*** RECORDS TO USE ***
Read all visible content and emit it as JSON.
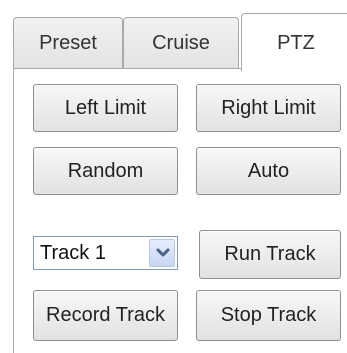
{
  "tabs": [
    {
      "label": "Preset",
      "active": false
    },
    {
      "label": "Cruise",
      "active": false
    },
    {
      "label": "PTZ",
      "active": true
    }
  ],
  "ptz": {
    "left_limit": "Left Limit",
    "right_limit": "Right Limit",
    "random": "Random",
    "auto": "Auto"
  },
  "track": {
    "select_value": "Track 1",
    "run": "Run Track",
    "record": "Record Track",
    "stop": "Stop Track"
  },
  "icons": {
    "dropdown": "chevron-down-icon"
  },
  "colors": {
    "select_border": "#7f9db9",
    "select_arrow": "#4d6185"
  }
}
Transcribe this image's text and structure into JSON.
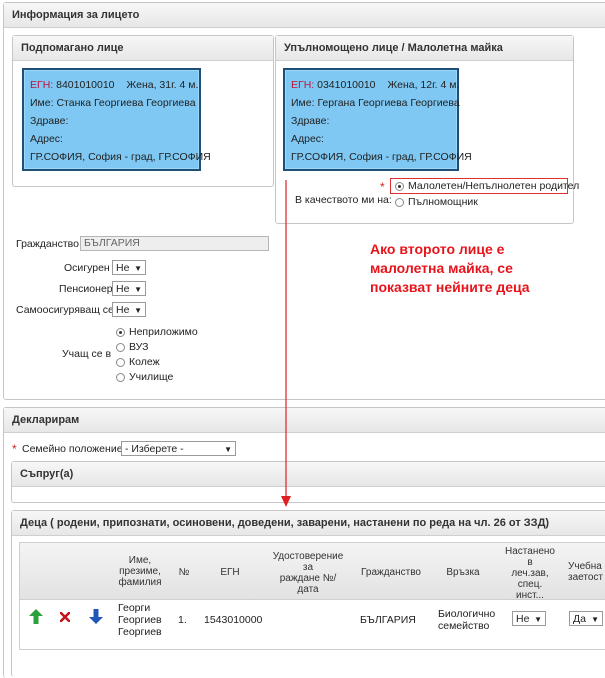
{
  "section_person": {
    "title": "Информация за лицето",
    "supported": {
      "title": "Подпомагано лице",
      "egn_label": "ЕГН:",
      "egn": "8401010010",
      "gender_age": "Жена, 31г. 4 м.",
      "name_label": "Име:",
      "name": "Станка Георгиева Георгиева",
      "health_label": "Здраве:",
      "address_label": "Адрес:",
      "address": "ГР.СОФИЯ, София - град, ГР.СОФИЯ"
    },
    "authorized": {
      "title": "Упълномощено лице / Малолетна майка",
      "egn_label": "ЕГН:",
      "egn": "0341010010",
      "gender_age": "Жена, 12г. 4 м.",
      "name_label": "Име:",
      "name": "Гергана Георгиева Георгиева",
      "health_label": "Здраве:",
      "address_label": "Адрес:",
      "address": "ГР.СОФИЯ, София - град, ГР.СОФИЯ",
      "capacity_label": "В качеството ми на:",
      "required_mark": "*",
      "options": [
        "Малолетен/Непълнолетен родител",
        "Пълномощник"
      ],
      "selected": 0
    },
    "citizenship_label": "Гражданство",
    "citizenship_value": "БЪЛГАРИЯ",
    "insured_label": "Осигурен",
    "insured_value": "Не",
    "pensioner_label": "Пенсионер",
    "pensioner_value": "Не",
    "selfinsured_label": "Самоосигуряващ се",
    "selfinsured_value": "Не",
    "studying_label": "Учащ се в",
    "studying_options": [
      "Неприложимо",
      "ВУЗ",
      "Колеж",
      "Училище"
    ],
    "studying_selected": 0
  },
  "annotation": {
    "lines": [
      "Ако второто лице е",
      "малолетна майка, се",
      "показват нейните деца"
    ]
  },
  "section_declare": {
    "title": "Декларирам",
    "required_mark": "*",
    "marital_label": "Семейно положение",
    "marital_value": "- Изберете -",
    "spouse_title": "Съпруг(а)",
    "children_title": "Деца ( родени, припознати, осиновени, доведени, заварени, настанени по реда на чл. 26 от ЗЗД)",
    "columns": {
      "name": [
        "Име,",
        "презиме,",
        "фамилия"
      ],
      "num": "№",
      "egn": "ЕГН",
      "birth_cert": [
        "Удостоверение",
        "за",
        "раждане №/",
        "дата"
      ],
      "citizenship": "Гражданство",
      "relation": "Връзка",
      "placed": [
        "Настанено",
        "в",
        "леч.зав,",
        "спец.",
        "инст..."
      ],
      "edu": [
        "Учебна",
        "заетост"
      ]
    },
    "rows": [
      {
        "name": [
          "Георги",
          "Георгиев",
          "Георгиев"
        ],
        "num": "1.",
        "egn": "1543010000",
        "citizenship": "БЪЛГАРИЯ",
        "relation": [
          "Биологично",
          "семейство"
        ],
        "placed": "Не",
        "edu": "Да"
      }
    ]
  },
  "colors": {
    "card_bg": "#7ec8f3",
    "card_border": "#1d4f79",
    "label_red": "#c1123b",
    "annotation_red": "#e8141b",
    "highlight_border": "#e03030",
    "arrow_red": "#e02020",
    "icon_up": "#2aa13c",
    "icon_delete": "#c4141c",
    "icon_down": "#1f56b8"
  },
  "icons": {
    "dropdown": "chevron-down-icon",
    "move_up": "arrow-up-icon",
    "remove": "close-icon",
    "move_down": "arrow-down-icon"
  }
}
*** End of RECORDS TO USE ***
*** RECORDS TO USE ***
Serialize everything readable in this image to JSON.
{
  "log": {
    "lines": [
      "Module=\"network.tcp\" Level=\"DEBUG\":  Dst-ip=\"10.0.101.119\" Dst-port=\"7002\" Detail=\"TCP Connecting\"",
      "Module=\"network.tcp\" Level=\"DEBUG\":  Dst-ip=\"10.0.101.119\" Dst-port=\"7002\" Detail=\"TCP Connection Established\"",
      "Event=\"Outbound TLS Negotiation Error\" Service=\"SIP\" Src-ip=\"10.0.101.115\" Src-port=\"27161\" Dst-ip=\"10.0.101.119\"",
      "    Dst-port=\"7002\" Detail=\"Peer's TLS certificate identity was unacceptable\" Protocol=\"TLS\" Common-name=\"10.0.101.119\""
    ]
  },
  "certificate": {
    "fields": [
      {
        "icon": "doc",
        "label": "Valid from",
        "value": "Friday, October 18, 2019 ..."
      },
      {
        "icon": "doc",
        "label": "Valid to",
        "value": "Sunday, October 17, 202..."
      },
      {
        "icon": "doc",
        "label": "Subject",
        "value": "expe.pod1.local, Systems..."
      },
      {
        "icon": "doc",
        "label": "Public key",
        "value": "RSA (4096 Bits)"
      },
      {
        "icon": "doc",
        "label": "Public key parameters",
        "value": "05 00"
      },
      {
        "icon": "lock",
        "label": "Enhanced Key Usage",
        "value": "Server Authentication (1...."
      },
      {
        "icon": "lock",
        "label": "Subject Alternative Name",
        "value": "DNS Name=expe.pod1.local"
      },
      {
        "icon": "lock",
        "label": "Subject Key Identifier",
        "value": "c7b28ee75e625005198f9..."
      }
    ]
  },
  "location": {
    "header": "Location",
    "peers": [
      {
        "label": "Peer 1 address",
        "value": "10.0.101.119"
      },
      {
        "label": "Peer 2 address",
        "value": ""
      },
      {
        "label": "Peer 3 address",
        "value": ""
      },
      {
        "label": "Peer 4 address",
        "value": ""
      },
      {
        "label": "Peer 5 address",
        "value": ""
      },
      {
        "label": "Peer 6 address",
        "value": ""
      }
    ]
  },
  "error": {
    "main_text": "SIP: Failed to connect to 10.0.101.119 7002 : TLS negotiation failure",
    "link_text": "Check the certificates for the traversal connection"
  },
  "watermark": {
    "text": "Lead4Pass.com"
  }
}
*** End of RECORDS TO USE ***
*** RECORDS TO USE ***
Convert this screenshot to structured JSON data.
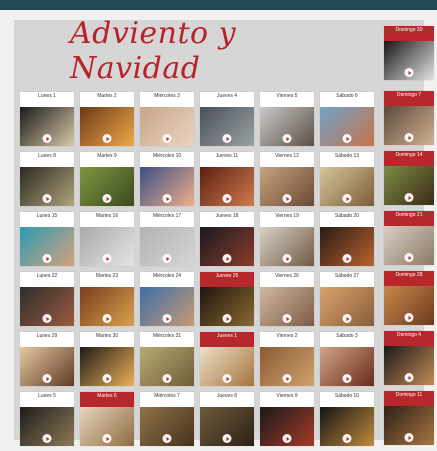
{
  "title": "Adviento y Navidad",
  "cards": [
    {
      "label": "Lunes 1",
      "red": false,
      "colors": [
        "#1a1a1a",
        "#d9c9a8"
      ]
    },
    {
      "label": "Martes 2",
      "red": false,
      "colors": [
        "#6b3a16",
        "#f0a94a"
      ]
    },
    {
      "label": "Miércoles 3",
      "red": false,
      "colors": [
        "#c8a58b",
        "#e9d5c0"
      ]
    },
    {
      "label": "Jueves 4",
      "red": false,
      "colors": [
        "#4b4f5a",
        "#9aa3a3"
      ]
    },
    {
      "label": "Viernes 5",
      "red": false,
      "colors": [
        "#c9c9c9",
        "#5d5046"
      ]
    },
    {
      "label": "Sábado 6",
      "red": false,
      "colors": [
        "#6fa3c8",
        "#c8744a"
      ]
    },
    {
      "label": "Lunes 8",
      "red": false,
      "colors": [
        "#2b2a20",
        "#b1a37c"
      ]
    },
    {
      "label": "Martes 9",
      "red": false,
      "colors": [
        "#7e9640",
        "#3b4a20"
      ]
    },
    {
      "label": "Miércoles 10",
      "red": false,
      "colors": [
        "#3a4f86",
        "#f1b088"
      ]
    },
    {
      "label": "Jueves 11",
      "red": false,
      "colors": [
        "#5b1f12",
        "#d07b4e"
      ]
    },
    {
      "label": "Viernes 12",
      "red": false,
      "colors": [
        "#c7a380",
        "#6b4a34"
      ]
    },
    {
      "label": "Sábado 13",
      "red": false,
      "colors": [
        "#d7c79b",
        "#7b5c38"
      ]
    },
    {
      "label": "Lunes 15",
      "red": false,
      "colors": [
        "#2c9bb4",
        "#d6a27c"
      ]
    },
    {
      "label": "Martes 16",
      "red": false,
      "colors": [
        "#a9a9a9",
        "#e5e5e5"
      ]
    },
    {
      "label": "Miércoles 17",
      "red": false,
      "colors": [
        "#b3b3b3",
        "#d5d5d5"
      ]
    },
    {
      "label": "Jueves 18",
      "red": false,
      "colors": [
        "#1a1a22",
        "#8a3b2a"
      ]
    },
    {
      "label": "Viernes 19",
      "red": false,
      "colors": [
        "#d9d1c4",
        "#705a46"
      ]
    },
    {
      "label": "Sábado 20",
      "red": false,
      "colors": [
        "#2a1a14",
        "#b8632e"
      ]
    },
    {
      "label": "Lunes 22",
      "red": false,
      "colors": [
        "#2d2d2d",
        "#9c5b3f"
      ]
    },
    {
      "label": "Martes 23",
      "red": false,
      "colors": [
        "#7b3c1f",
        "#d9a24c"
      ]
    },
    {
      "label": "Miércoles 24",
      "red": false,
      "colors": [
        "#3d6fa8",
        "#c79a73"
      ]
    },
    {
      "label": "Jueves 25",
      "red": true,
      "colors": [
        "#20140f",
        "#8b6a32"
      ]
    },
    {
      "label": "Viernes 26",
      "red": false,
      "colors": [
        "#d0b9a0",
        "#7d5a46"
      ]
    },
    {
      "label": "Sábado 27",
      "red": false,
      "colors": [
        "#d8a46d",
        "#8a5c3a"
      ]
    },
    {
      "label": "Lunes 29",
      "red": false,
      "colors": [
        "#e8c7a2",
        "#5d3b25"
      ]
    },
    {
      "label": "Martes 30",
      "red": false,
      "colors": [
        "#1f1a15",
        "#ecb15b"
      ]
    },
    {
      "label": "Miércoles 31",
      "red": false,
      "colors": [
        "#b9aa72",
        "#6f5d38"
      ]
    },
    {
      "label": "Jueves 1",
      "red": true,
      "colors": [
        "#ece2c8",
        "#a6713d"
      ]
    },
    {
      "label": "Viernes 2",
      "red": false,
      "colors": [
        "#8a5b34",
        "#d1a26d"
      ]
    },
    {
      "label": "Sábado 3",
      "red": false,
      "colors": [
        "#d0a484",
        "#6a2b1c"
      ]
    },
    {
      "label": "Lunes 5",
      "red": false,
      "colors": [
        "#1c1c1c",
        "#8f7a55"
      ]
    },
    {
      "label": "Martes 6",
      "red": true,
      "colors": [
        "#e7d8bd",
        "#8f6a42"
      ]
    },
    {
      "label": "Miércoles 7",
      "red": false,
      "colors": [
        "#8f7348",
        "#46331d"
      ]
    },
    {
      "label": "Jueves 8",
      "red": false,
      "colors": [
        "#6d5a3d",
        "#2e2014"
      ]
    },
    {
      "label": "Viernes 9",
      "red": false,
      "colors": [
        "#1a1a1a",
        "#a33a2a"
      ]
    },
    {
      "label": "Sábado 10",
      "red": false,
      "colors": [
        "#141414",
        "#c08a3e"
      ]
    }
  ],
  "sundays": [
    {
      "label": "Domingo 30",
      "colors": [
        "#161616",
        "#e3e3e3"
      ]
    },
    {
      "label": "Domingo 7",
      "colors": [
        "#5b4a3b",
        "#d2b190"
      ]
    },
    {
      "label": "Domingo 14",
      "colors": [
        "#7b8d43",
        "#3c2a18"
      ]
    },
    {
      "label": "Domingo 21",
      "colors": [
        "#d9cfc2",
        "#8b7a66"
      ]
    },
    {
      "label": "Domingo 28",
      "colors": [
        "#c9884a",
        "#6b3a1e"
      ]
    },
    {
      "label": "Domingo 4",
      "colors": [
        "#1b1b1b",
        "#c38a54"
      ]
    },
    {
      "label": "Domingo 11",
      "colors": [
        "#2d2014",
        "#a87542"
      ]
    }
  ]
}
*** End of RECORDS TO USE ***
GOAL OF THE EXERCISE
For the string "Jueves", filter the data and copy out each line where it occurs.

EXPECTED ANSWER
      "label": "Jueves 4",
      "label": "Jueves 11",
      "label": "Jueves 18",
      "label": "Jueves 25",
      "label": "Jueves 1",
      "label": "Jueves 8",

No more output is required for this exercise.